Task to complete -
Please find the lines in the entries below that contain the word "icon", and copy each one.

:: Data records

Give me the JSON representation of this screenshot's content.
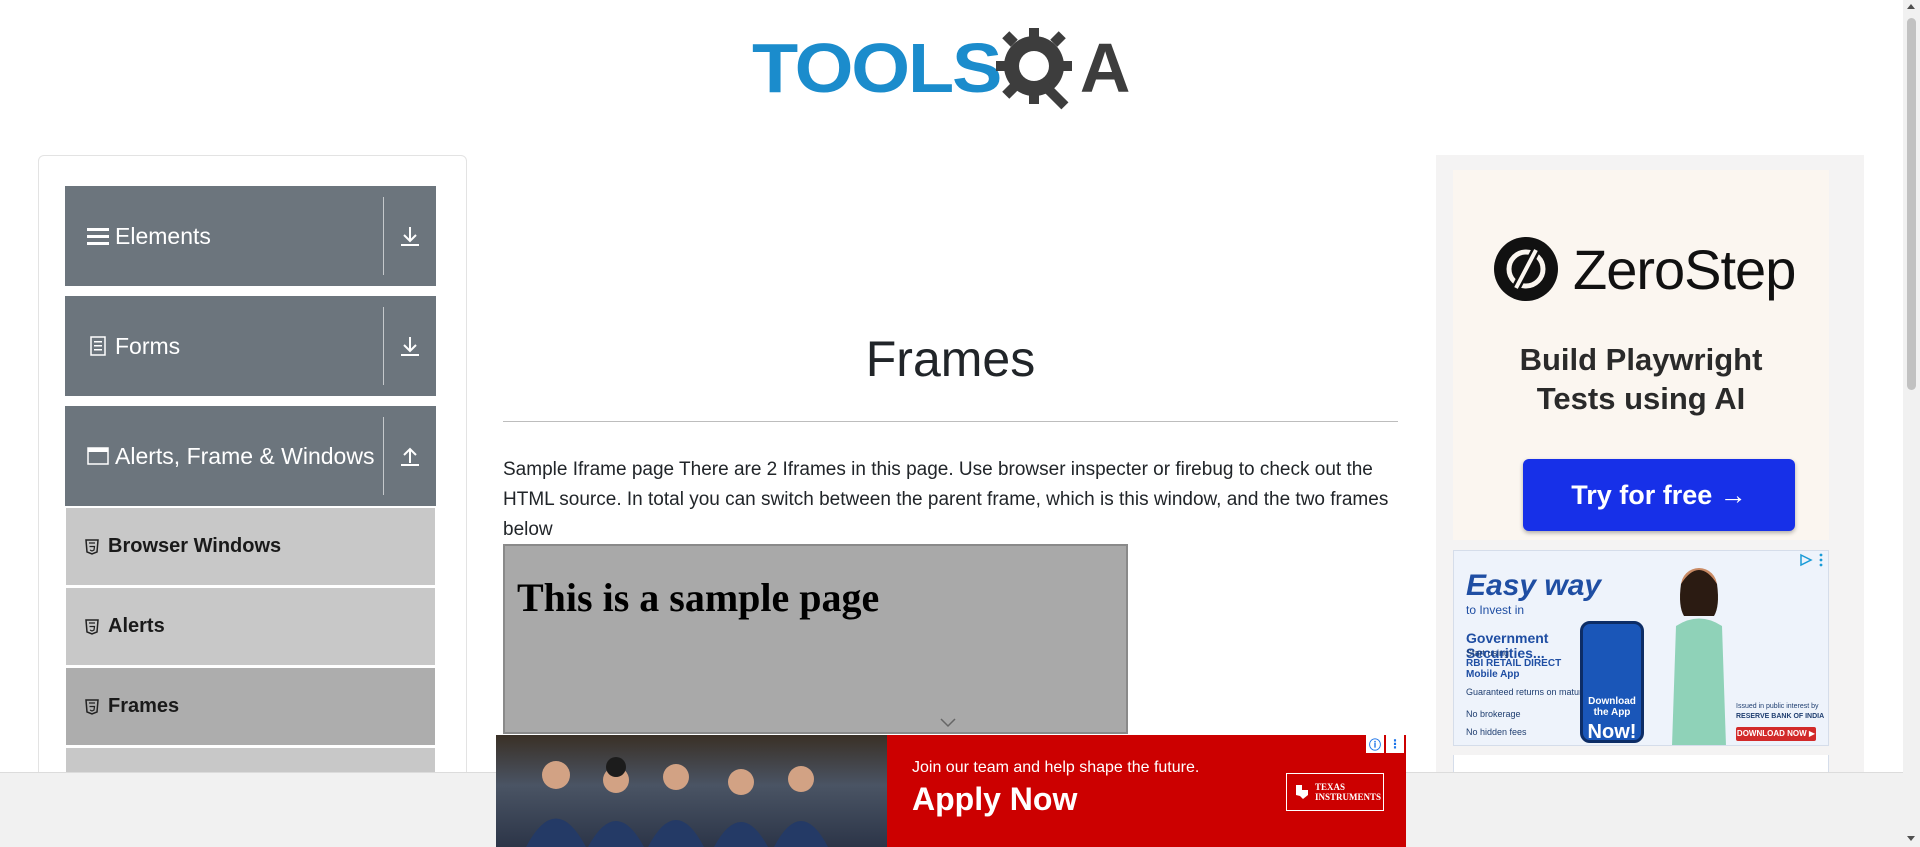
{
  "header": {
    "logo_text": "TOOLS",
    "logo_suffix": "A"
  },
  "sidebar": {
    "groups": [
      {
        "label": "Elements",
        "icon": "hamburger-icon",
        "state": "collapsed"
      },
      {
        "label": "Forms",
        "icon": "document-icon",
        "state": "collapsed"
      },
      {
        "label": "Alerts, Frame & Windows",
        "icon": "window-icon",
        "state": "expanded"
      }
    ],
    "items": [
      {
        "label": "Browser Windows",
        "icon": "html5-icon"
      },
      {
        "label": "Alerts",
        "icon": "html5-icon"
      },
      {
        "label": "Frames",
        "icon": "html5-icon",
        "active": true
      }
    ]
  },
  "main": {
    "title": "Frames",
    "description": "Sample Iframe page There are 2 Iframes in this page. Use browser inspecter or firebug to check out the HTML source. In total you can switch between the parent frame, which is this window, and the two frames below",
    "iframe_heading": "This is a sample page"
  },
  "ad_right": {
    "brand": "ZeroStep",
    "headline_1": "Build Playwright",
    "headline_2": "Tests using AI",
    "cta": "Try for free →"
  },
  "ad_rbi": {
    "title": "Easy way",
    "subtitle_1": "to Invest in",
    "subtitle_2": "Government",
    "subtitle_3": "Securities...",
    "start_using": "Start using",
    "app_name_1": "RBI RETAIL DIRECT",
    "app_name_2": "Mobile App",
    "bullet_1": "Guaranteed returns on maturity",
    "bullet_2": "No brokerage",
    "bullet_3": "No hidden fees",
    "download_1": "Download",
    "download_2": "the App",
    "now": "Now!",
    "issued": "Issued in public interest by",
    "bank": "RESERVE BANK OF INDIA",
    "download_button": "DOWNLOAD NOW ▶"
  },
  "banner": {
    "join_text": "Join our team and help shape the future.",
    "apply_text": "Apply Now",
    "brand_1": "TEXAS",
    "brand_2": "INSTRUMENTS"
  },
  "colors": {
    "sidebar_group": "#6c757d",
    "sidebar_item": "#c8c8c8",
    "sidebar_item_active": "#adadad",
    "logo_blue": "#1b8ccc",
    "cta_blue": "#1730e8",
    "banner_red": "#cc0000"
  }
}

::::

Task response -
        "icon": "hamburger-icon",
        "icon": "document-icon",
        "icon": "window-icon",
        "icon": "html5-icon"
        "icon": "html5-icon"
        "icon": "html5-icon",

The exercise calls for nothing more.